Time Warner entered into negotiations six weeks ago to shed its stake of Interscope and had hammered out a deal by late July. Field shook hands on the deal with Fuchs, and lawyers on both sides began drafting a proposal during the first week of August.
Interscope sources said Field and his partner Jimmy Iovine were led to believe that an agreement authorized by Time Warner would be ready to sign on Aug. 11. Indeed, Field flew from Los Angeles to New York on Aug. 7 to prepare for the announcement.
What Field did not know, however, was that Fuchs had been contacted that same day by singer Dionne Warwick, co-chairwoman of Tucker’s Washington-based group, and invited to attend a secret meeting at her home with Death Row chief Suge Knight, sources said.
Without notifying Field or Iovine, Fuchs accepted the invitation and arrived at Warwick’s Los Angeles home on Aug. 9. Fuchs left after five hours when Knight failed to show up, sources said.
According to Death Row Records’ lawsuit, Warwick and Tucker told Knight that Fuchs wanted to talk to him about splitting with Interscope and starting a new multimillion-dollar distribution venture to sell PG-rated rap that would be financed by Time Warner.
Fuchs could not be reached for comment.

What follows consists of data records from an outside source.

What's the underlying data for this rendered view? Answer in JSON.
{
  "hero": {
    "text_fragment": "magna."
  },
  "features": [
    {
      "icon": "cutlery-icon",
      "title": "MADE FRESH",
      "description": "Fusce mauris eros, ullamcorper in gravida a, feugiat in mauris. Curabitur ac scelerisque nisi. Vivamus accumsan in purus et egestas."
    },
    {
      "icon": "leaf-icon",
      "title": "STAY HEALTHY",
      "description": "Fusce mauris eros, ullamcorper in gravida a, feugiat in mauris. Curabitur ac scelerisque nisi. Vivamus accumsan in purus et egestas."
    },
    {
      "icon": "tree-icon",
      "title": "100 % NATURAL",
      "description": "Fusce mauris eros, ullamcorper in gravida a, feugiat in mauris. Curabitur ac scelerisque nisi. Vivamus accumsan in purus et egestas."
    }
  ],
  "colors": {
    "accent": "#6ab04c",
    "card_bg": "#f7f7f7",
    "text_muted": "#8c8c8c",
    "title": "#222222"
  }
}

A Time Warner spokesman said Fuchs has never had any “business” conversation with Tucker or Warwick about Death Row or Interscope. The spokesman acknowledged that Fuchs visited Warwick’s house but only after being told that Knight wanted to meet with him to discuss rap lyrics--an allegation Knight denies.
“The notion that the chairman of the world’s biggest record company would blow into town on a corporate jet simply to chat with Suge Knight about lyrics is ludicrous,” said Death Row Records attorney David Kenner, who plans to take depositions from Fuchs and Time Warner Chairman Gerald Levin regarding the matter before Labor Day. “The reason that Michael Fuchs flew into L.A. and sat there waiting in secret for five hours was to talk about business and to get an edge up on the Interscope negotiations.”
Despite disagreement on what brought Fuchs to Los Angeles, sources in both camps agree that Fuchs was back in New York on Aug. 10 to attend a scheduled meeting with Field, at which Field confronted him about his attempt to meet privately with Knight.
According to attorneys close to the negotiations, Fuchs downplayed his trip to Warwick’s house and then told Field he had decided to “renege” on the proposed Interscope deal. After a heated discussion, a furious Field left the meeting, sources said.
A Time Warner spokesman disputed Interscope’s account of the meeting, claiming that although a number of key points in the deal had been addressed before Aug. 10, no date had been arranged to sign the agreement, which Time Warner claims still had not been completed. The spokesman said Fuchs told Field he “simply changed his mind.”